The year 2020 and the COVID-19 pandemic brought a lot of struggle to the people of Ireland; particularly those in business. However, it also brought opportunities for many enterprising Irish entrepreneurs. Consumer behaviour changed rapidly with lockdown measures in March – home cooking increased, as did online shopping and demand for delivery.
These changes occurred as a direct result of COVID-19, but even now, as we hope to return to some kind of normalcy with the scheduled roll-out of the vaccine, these consumer behaviours and expectations remain. Most Irish businesses plan to continue their online services and delivery options; realising it has opened up an entirely new side to their existing business.
For others, lockdown presented an opportunity to take the plunge into business for the first time. Farmsy.ie is a business born during the first COVID-19 lockdown in March. Husband-and-wife team Michael and Carmen O’Sullivan saw potential, started off small and now, having grown substantially in a relatively short time, are looking at the long-term viability of the business, which delivers locally grown and produced foods directly to their Co Cork client base.
“I suppose we started with our own hens,” Carmen says. “We live on a popular walkway and people out walking would see our hens out and about. Some started asking about eggs, so we got more hens and started stocking an honestly box. Michael’s a real people person, and after a while, he set up an egg run (around Kinsale, mostly) and it’s just gotten so popular – just by word of mouth.
“In lockdown, people were asking if we were able to source other products, which is how Farmsy.ie really started,” she continues. “Local producers were hit badly when lockdown started and some even had to plough their veg under. One supplier worked with 70 cafes and restaurants in Cork pre-lockdown, which overnight went down to four. So we were doing a small bit, just to help, by getting their products directly to customers. Our clients love the products and love having them delivered.”
Using their skills
Michael works for the county council and Carmen rents out a holiday home in Kinsale. Her background is in web design, so when Michael saw the opportunity to start selling locally, she was able to quickly develop a website. Each Monday, they post the available food items on the website; ensuring customers can make their orders by Wednesday morning.
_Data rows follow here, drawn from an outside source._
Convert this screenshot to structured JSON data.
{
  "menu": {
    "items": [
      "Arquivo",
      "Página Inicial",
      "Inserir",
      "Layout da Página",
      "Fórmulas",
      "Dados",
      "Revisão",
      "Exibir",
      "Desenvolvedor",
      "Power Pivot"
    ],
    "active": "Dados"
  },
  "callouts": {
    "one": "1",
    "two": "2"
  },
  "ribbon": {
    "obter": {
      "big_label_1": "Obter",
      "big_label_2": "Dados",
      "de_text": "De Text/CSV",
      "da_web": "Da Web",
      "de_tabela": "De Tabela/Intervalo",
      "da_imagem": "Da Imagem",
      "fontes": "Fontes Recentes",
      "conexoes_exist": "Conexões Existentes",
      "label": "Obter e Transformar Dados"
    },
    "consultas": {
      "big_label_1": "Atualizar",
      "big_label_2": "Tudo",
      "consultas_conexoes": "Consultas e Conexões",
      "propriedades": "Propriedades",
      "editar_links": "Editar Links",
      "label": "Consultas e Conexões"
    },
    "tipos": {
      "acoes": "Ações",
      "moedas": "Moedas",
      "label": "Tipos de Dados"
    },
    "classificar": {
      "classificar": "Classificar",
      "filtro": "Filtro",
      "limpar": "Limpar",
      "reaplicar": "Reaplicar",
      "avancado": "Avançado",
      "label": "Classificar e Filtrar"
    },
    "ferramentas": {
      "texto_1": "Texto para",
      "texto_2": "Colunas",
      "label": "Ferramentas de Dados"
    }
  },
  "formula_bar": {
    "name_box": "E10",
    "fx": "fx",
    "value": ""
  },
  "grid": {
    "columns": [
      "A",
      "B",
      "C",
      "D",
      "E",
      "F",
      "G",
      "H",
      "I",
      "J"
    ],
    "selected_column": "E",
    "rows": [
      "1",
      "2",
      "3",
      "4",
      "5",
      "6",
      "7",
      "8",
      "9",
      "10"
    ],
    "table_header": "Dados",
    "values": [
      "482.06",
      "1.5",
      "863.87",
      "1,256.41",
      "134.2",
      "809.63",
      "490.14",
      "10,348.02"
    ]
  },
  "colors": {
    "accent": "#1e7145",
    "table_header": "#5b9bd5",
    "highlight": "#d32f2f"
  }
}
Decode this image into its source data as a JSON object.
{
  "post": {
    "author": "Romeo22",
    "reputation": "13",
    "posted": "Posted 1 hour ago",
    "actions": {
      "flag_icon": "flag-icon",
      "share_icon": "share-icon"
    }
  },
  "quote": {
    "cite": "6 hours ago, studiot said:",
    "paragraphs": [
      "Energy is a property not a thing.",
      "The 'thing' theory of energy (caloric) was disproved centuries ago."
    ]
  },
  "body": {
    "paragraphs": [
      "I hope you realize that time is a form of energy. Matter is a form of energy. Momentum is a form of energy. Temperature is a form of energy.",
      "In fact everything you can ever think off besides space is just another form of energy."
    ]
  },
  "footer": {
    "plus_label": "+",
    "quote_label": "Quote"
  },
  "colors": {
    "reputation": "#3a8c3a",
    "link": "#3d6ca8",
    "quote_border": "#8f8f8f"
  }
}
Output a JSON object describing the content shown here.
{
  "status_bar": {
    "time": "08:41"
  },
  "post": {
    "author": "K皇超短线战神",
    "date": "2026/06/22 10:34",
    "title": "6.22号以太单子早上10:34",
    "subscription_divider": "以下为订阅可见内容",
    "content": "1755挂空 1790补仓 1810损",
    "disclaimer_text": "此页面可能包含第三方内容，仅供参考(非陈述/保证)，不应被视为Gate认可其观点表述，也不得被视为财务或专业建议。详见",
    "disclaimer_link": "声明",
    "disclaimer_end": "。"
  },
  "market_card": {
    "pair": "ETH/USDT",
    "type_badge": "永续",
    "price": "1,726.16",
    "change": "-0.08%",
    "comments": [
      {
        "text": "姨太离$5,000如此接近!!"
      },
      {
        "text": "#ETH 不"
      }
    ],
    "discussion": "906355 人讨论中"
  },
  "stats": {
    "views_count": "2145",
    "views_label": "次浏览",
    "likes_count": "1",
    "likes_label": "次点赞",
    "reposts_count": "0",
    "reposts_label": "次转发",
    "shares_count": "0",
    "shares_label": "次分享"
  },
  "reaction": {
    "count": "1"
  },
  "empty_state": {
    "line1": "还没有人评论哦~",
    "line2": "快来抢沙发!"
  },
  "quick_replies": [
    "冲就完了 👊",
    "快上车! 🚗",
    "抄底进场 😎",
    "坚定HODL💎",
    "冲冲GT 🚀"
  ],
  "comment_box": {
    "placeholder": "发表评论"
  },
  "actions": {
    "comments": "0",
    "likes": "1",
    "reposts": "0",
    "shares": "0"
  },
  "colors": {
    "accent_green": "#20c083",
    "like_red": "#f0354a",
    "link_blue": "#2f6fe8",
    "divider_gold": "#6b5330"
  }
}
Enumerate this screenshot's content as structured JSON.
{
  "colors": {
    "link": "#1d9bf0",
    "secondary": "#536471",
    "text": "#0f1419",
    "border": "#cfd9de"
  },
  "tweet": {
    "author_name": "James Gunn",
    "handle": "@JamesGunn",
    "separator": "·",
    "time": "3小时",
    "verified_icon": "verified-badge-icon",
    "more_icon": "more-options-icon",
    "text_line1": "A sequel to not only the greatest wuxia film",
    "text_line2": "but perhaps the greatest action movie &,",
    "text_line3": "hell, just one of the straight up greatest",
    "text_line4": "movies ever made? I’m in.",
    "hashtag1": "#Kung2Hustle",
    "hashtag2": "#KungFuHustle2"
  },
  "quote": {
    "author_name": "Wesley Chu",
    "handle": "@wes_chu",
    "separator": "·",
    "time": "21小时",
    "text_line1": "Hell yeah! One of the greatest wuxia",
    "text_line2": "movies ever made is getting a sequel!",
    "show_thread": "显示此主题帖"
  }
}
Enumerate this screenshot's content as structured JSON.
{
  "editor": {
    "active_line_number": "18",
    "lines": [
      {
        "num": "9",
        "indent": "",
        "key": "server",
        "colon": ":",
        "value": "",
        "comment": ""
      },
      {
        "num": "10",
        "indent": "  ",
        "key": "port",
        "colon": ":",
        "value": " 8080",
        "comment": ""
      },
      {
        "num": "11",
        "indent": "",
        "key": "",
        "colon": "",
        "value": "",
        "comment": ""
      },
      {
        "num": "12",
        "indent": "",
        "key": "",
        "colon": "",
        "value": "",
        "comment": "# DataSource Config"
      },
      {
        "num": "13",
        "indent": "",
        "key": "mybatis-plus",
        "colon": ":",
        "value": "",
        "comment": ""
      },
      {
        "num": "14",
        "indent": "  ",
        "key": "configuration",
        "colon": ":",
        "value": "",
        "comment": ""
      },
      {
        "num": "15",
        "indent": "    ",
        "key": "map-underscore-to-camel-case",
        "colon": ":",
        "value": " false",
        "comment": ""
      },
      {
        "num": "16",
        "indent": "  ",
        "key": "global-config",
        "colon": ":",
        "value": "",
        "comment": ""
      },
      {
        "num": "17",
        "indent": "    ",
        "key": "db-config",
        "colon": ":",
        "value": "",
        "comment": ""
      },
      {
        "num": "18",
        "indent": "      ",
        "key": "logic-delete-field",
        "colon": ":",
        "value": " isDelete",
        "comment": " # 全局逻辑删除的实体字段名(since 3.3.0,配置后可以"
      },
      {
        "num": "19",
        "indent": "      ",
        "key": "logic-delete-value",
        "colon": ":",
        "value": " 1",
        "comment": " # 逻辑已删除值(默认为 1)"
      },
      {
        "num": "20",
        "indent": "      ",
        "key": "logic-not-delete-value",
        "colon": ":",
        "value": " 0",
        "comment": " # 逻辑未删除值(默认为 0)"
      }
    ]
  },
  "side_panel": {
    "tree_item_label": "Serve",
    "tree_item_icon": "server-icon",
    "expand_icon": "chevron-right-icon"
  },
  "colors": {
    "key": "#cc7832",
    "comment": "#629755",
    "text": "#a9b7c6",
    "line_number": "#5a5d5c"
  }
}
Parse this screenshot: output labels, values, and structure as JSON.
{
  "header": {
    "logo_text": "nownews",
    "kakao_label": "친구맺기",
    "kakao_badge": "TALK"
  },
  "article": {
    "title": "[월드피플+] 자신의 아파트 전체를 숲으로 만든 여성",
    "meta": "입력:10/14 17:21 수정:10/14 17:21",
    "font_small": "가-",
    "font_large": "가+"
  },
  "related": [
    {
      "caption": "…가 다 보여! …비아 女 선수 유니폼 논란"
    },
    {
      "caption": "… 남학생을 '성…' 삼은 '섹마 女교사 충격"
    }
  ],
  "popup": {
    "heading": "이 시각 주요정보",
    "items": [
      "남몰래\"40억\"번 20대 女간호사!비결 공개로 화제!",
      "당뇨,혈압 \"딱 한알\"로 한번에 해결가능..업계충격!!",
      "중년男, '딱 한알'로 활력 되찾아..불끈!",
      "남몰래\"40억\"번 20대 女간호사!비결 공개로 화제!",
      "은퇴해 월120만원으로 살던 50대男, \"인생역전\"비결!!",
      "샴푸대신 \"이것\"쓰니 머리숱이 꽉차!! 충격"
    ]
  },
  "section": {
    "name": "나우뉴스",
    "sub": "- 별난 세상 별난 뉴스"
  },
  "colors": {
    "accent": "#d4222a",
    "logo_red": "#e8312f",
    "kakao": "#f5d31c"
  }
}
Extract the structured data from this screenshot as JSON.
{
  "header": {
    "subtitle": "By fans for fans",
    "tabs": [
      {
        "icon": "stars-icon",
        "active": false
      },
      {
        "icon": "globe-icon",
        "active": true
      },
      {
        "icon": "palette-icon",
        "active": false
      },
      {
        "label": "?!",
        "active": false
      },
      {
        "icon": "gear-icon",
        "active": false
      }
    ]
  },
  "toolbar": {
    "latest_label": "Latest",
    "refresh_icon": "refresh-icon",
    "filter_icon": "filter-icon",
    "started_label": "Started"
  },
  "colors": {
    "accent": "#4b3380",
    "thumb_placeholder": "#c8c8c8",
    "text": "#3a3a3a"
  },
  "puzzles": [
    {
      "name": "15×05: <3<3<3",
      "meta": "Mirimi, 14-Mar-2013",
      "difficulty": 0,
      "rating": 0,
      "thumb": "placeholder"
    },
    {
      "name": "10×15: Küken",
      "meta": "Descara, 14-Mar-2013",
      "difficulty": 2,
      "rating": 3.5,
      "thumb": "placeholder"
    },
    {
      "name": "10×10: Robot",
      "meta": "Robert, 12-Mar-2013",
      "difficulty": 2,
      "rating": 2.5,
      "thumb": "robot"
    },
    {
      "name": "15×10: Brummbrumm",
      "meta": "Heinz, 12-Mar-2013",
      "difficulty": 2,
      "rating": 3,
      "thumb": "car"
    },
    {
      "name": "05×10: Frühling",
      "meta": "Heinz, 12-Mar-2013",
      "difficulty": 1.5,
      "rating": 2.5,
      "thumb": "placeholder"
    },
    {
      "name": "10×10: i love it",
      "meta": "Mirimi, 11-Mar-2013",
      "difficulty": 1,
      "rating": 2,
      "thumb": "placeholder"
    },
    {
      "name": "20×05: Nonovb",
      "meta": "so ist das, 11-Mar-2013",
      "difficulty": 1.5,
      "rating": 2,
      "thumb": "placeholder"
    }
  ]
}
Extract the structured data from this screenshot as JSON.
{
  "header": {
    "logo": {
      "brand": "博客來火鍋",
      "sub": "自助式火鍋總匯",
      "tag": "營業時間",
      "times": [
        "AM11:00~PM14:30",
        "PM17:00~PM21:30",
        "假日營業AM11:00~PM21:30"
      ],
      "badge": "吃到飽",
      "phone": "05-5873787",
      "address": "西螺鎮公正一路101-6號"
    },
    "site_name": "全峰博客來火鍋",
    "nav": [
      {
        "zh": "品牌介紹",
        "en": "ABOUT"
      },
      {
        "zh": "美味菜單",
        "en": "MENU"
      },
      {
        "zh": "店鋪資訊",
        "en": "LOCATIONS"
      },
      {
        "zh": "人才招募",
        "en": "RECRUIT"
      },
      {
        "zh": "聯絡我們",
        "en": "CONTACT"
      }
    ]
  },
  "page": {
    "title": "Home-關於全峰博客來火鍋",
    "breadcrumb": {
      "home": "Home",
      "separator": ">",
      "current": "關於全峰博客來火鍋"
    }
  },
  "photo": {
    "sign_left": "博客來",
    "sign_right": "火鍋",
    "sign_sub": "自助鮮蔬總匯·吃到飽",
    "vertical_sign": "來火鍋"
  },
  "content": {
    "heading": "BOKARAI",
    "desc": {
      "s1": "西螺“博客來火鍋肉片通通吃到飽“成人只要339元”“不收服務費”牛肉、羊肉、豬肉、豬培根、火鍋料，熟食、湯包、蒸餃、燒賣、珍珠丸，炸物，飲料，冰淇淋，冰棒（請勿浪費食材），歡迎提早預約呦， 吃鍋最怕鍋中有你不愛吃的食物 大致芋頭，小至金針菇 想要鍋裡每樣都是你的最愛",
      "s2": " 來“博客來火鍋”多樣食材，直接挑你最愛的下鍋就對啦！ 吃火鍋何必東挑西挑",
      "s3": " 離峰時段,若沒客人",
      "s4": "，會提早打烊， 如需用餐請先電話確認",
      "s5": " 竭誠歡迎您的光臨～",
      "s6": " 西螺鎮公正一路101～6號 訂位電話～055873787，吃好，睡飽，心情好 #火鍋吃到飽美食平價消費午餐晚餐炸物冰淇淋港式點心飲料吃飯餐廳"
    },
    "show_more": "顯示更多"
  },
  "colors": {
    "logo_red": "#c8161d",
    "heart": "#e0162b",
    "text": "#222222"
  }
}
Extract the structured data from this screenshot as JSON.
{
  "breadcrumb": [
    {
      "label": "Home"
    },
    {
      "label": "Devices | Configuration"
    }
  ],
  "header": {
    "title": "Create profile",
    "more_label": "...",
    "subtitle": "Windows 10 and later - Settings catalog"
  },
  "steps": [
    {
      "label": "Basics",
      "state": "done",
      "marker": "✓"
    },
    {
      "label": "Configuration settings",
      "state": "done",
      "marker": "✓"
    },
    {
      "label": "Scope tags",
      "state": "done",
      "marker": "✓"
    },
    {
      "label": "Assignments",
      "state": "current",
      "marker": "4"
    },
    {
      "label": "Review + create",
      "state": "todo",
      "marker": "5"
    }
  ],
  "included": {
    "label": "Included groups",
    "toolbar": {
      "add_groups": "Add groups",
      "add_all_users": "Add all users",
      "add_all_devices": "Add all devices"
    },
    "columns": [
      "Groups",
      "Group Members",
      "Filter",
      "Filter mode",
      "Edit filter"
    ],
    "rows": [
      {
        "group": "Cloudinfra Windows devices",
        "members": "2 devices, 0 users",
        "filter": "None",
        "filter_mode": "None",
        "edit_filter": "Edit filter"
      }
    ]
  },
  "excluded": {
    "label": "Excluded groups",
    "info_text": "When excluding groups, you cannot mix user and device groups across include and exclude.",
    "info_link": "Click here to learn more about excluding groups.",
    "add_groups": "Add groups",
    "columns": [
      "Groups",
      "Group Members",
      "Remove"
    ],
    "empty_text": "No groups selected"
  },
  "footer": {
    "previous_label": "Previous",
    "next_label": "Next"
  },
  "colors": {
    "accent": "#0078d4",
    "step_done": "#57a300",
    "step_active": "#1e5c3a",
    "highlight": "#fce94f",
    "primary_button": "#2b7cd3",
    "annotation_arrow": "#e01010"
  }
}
That gives Carmen and Michael most of Wednesday and Thursday to organise product from producers and arrange for deliveries, which take place each Friday and Saturday.
As Michael has continued to work his full-time job throughout the year, this extra work has taken its toll – especially as their business has grown. He plans to take leave for 2021 to further develop Farmsy.ie.
“We started the business in March,” Carmen explains. “While we were in lockdown, I was free to help Michael, but then [during the summer months], I was busy with the holiday home with local Irish visitors.
“However, I kept helping Michael as the business was growing. I do the administrative work and Michael is collecting, receiving and delivering – at the moment it’s just the two of us.
“We see ourselves expanding at a steady, manageable pace in the next year,” she continues. “There are always teething problems in the beginning. You don’t want to disappoint customers; that’s the last thing we want.”
Plenty of choice
Currently, customers can order local organic meat (including beef sausages and tomahawk steak), beetroot, stir fry greens and curly kale from Food for Humans (a producer based in Ballinhassig), cauliflower and purple sprouting broccoli from Horizon Farm in Kinsale, their own fresh eggs, and fresh herbs from Ancient Organics in Rosscarbery.
“In the New Year, the plan is to add more suppliers to the list,” Carmen says. “Dairy products and bread are at the top of the list, and then we’ll see after that.”
Michael and Carmen currently focus on a route between Bandon and Blarney in Co Cork. As it’s still just the two of them, they can’t expand further into west Cork, but they would love to hear from potential customers around the county, see where they live and develop their future routes around these areas of interest.
The danger with selling online is always losing that face-to-face interaction with your customer base
Carmen believes, even though they’ve gone the digital route with their business, they are still able to provide the service and personal attention consumers expect and desire. The danger with selling online is always losing that face-to-face interaction with your customer base. Luckily, as Michael is doing the deliveries, they haven’t felt any disconnect.
“People know Michael,” she laughs. “The new customers meet him when he arrives with their deliveries, so we definitely haven’t lost that personal touch. This is something Michael enjoys, anyway; it’s one of the reasons he enjoyed the egg run in the beginning. He wouldn’t have had that many deliveries, but he would take a long time [to get home] because he’d be chatting away to everyone!”